(Data items)
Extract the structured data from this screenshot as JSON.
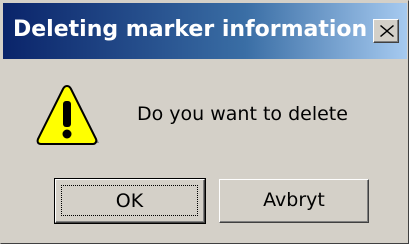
{
  "window": {
    "title": "Deleting marker information",
    "close_icon": "close-icon"
  },
  "dialog": {
    "icon": "warning-icon",
    "message": "Do you want to delete"
  },
  "buttons": {
    "ok_label": "OK",
    "cancel_label": "Avbryt"
  },
  "colors": {
    "titlebar_start": "#0a246a",
    "titlebar_end": "#a6caf0",
    "face": "#d4d0c8",
    "warning_fill": "#ffff00"
  }
}
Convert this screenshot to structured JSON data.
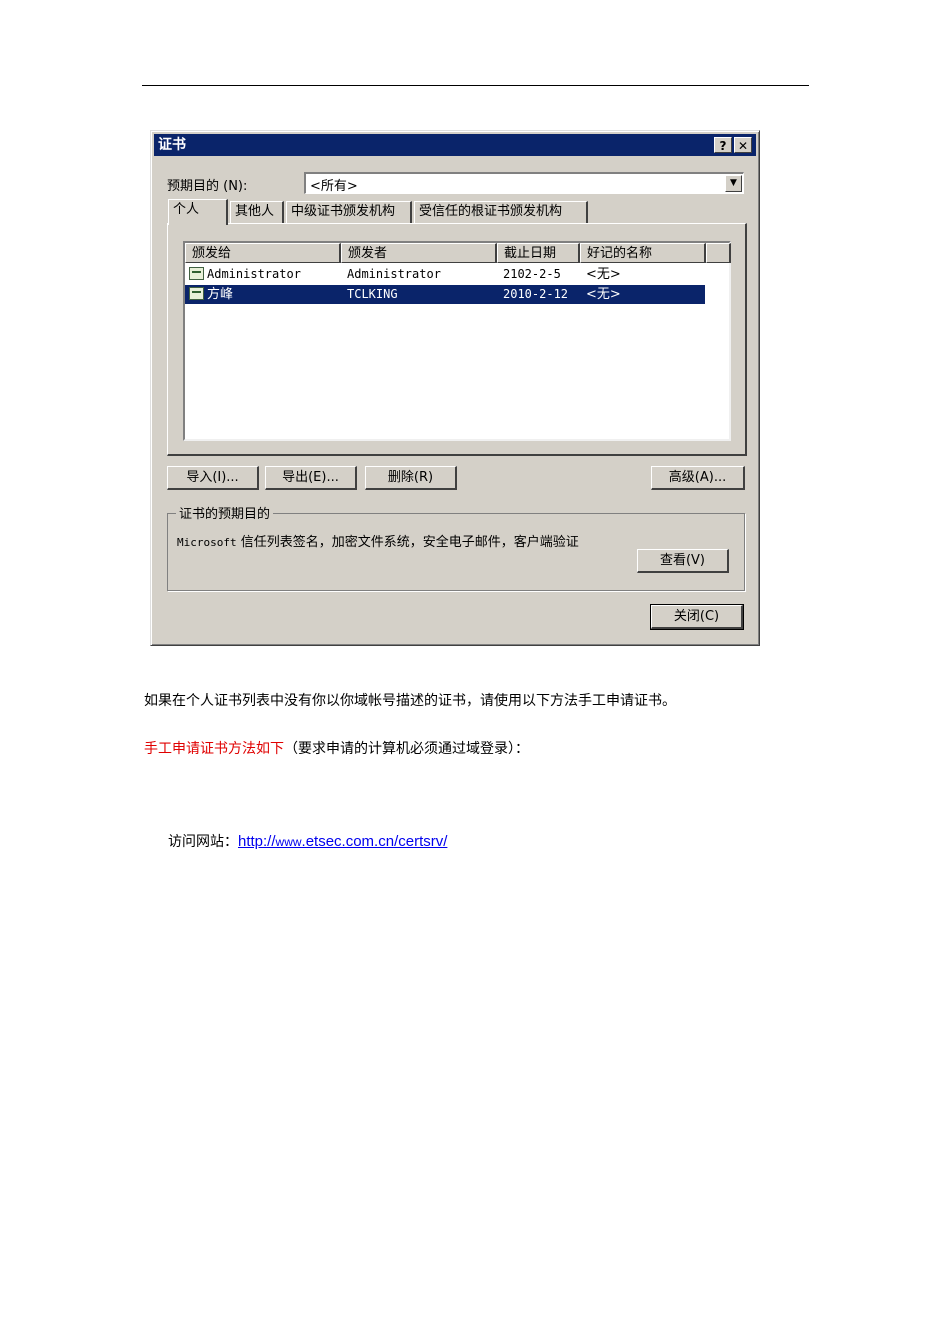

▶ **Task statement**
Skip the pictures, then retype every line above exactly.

▶ **Finished task**
Extract the structured data from this screenshot as JSON.
{
  "window": {
    "title": "Deleting marker information",
    "close_icon": "close-icon"
  },
  "dialog": {
    "icon": "warning-icon",
    "message": "Do you want to delete"
  },
  "buttons": {
    "ok_label": "OK",
    "cancel_label": "Avbryt"
  },
  "colors": {
    "titlebar_start": "#0a246a",
    "titlebar_end": "#a6caf0",
    "face": "#d4d0c8",
    "warning_fill": "#ffff00"
  }
}
Convert this screenshot to structured JSON data.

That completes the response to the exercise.